• [About this task]:
Your task is to retype each line of the data below exactly.

• [Extracted records]:
===

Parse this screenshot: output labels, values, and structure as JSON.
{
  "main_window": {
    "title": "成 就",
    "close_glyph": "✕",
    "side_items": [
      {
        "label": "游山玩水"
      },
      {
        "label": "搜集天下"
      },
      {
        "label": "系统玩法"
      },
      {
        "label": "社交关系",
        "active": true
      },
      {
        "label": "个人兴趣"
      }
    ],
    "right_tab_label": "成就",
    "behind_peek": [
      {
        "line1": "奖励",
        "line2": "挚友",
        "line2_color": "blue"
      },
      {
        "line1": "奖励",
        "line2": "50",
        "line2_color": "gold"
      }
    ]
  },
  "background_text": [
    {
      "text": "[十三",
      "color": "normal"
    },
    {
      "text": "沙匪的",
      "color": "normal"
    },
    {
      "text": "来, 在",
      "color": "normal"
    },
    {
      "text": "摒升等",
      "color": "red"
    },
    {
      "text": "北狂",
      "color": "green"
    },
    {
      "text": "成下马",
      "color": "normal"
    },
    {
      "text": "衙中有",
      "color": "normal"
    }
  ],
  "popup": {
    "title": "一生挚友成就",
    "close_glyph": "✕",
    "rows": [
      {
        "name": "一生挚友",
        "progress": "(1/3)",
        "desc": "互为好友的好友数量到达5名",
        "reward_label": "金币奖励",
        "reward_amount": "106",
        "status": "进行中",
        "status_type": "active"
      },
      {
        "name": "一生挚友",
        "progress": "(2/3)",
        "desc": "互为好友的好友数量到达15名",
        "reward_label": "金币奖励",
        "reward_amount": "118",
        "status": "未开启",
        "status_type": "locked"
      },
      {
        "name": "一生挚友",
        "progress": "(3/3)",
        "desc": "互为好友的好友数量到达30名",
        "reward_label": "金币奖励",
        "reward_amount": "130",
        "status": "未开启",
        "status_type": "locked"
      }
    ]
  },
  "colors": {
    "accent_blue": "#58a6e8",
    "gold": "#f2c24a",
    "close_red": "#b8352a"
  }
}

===

• [Answer below]:
Parse this screenshot: output labels, values, and structure as JSON.
{
  "main_window": {
    "title": "成 就",
    "close_glyph": "✕",
    "side_items": [
      {
        "label": "游山玩水"
      },
      {
        "label": "搜集天下"
      },
      {
        "label": "系统玩法"
      },
      {
        "label": "社交关系",
        "active": true
      },
      {
        "label": "个人兴趣"
      }
    ],
    "right_tab_label": "成就",
    "behind_peek": [
      {
        "line1": "奖励",
        "line2": "挚友",
        "line2_color": "blue"
      },
      {
        "line1": "奖励",
        "line2": "50",
        "line2_color": "gold"
      }
    ]
  },
  "background_text": [
    {
      "text": "[十三",
      "color": "normal"
    },
    {
      "text": "沙匪的",
      "color": "normal"
    },
    {
      "text": "来, 在",
      "color": "normal"
    },
    {
      "text": "摒升等",
      "color": "red"
    },
    {
      "text": "北狂",
      "color": "green"
    },
    {
      "text": "成下马",
      "color": "normal"
    },
    {
      "text": "衙中有",
      "color": "normal"
    }
  ],
  "popup": {
    "title": "一生挚友成就",
    "close_glyph": "✕",
    "rows": [
      {
        "name": "一生挚友",
        "progress": "(1/3)",
        "desc": "互为好友的好友数量到达5名",
        "reward_label": "金币奖励",
        "reward_amount": "106",
        "status": "进行中",
        "status_type": "active"
      },
      {
        "name": "一生挚友",
        "progress": "(2/3)",
        "desc": "互为好友的好友数量到达15名",
        "reward_label": "金币奖励",
        "reward_amount": "118",
        "status": "未开启",
        "status_type": "locked"
      },
      {
        "name": "一生挚友",
        "progress": "(3/3)",
        "desc": "互为好友的好友数量到达30名",
        "reward_label": "金币奖励",
        "reward_amount": "130",
        "status": "未开启",
        "status_type": "locked"
      }
    ]
  },
  "colors": {
    "accent_blue": "#58a6e8",
    "gold": "#f2c24a",
    "close_red": "#b8352a"
  }
}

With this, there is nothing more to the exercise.